All the entries below should be reproduced exactly.

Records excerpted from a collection
────────

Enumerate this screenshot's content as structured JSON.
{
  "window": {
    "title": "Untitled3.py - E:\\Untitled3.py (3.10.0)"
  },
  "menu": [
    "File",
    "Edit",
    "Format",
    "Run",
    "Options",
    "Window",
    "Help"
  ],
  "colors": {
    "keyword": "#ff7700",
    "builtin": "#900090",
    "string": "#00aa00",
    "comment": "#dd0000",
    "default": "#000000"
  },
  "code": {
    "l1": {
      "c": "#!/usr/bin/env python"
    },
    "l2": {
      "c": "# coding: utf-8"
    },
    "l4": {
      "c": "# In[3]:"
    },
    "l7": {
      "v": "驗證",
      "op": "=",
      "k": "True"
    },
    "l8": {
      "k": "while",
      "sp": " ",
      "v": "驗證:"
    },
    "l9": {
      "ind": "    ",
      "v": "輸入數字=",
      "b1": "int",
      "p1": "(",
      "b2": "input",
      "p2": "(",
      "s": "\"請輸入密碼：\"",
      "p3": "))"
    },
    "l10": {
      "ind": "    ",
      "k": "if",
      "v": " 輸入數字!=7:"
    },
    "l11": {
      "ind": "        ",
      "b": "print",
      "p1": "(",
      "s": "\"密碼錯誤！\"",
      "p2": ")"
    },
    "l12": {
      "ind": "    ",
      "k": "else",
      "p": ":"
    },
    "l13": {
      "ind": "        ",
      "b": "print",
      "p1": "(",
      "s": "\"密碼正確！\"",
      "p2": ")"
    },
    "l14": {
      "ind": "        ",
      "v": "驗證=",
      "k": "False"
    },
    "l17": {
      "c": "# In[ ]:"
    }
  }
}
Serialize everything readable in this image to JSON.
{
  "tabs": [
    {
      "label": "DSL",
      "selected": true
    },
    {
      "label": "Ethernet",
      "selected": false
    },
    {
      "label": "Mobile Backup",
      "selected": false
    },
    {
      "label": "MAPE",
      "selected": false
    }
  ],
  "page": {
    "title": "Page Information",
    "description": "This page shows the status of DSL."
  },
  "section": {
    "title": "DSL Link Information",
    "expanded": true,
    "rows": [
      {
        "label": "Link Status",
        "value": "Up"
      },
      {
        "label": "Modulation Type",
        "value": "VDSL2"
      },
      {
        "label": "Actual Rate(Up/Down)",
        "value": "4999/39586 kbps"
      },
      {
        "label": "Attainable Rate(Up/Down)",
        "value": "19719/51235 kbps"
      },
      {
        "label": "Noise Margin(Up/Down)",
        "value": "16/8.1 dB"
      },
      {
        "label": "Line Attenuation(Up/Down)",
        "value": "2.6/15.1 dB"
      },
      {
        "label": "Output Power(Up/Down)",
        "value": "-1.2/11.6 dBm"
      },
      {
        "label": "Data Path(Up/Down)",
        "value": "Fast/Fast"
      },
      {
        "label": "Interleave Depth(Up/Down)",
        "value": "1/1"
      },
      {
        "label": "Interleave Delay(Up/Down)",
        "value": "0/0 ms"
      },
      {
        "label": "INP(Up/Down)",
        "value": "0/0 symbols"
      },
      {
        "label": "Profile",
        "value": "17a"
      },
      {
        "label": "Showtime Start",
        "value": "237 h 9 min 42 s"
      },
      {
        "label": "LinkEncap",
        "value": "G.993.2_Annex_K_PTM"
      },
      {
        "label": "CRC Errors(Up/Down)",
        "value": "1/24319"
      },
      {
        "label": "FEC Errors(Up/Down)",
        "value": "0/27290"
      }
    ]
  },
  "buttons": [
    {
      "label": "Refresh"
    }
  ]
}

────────

- **EXERCISE OUTPUT**
Enumerate this screenshot's content as structured JSON.
{
  "window": {
    "title": "Untitled3.py - E:\\Untitled3.py (3.10.0)"
  },
  "menu": [
    "File",
    "Edit",
    "Format",
    "Run",
    "Options",
    "Window",
    "Help"
  ],
  "colors": {
    "keyword": "#ff7700",
    "builtin": "#900090",
    "string": "#00aa00",
    "comment": "#dd0000",
    "default": "#000000"
  },
  "code": {
    "l1": {
      "c": "#!/usr/bin/env python"
    },
    "l2": {
      "c": "# coding: utf-8"
    },
    "l4": {
      "c": "# In[3]:"
    },
    "l7": {
      "v": "驗證",
      "op": "=",
      "k": "True"
    },
    "l8": {
      "k": "while",
      "sp": " ",
      "v": "驗證:"
    },
    "l9": {
      "ind": "    ",
      "v": "輸入數字=",
      "b1": "int",
      "p1": "(",
      "b2": "input",
      "p2": "(",
      "s": "\"請輸入密碼：\"",
      "p3": "))"
    },
    "l10": {
      "ind": "    ",
      "k": "if",
      "v": " 輸入數字!=7:"
    },
    "l11": {
      "ind": "        ",
      "b": "print",
      "p1": "(",
      "s": "\"密碼錯誤！\"",
      "p2": ")"
    },
    "l12": {
      "ind": "    ",
      "k": "else",
      "p": ":"
    },
    "l13": {
      "ind": "        ",
      "b": "print",
      "p1": "(",
      "s": "\"密碼正確！\"",
      "p2": ")"
    },
    "l14": {
      "ind": "        ",
      "v": "驗證=",
      "k": "False"
    },
    "l17": {
      "c": "# In[ ]:"
    }
  }
}
Serialize everything readable in this image to JSON.
{
  "tabs": [
    {
      "label": "DSL",
      "selected": true
    },
    {
      "label": "Ethernet",
      "selected": false
    },
    {
      "label": "Mobile Backup",
      "selected": false
    },
    {
      "label": "MAPE",
      "selected": false
    }
  ],
  "page": {
    "title": "Page Information",
    "description": "This page shows the status of DSL."
  },
  "section": {
    "title": "DSL Link Information",
    "expanded": true,
    "rows": [
      {
        "label": "Link Status",
        "value": "Up"
      },
      {
        "label": "Modulation Type",
        "value": "VDSL2"
      },
      {
        "label": "Actual Rate(Up/Down)",
        "value": "4999/39586 kbps"
      },
      {
        "label": "Attainable Rate(Up/Down)",
        "value": "19719/51235 kbps"
      },
      {
        "label": "Noise Margin(Up/Down)",
        "value": "16/8.1 dB"
      },
      {
        "label": "Line Attenuation(Up/Down)",
        "value": "2.6/15.1 dB"
      },
      {
        "label": "Output Power(Up/Down)",
        "value": "-1.2/11.6 dBm"
      },
      {
        "label": "Data Path(Up/Down)",
        "value": "Fast/Fast"
      },
      {
        "label": "Interleave Depth(Up/Down)",
        "value": "1/1"
      },
      {
        "label": "Interleave Delay(Up/Down)",
        "value": "0/0 ms"
      },
      {
        "label": "INP(Up/Down)",
        "value": "0/0 symbols"
      },
      {
        "label": "Profile",
        "value": "17a"
      },
      {
        "label": "Showtime Start",
        "value": "237 h 9 min 42 s"
      },
      {
        "label": "LinkEncap",
        "value": "G.993.2_Annex_K_PTM"
      },
      {
        "label": "CRC Errors(Up/Down)",
        "value": "1/24319"
      },
      {
        "label": "FEC Errors(Up/Down)",
        "value": "0/27290"
      }
    ]
  },
  "buttons": [
    {
      "label": "Refresh"
    }
  ]
}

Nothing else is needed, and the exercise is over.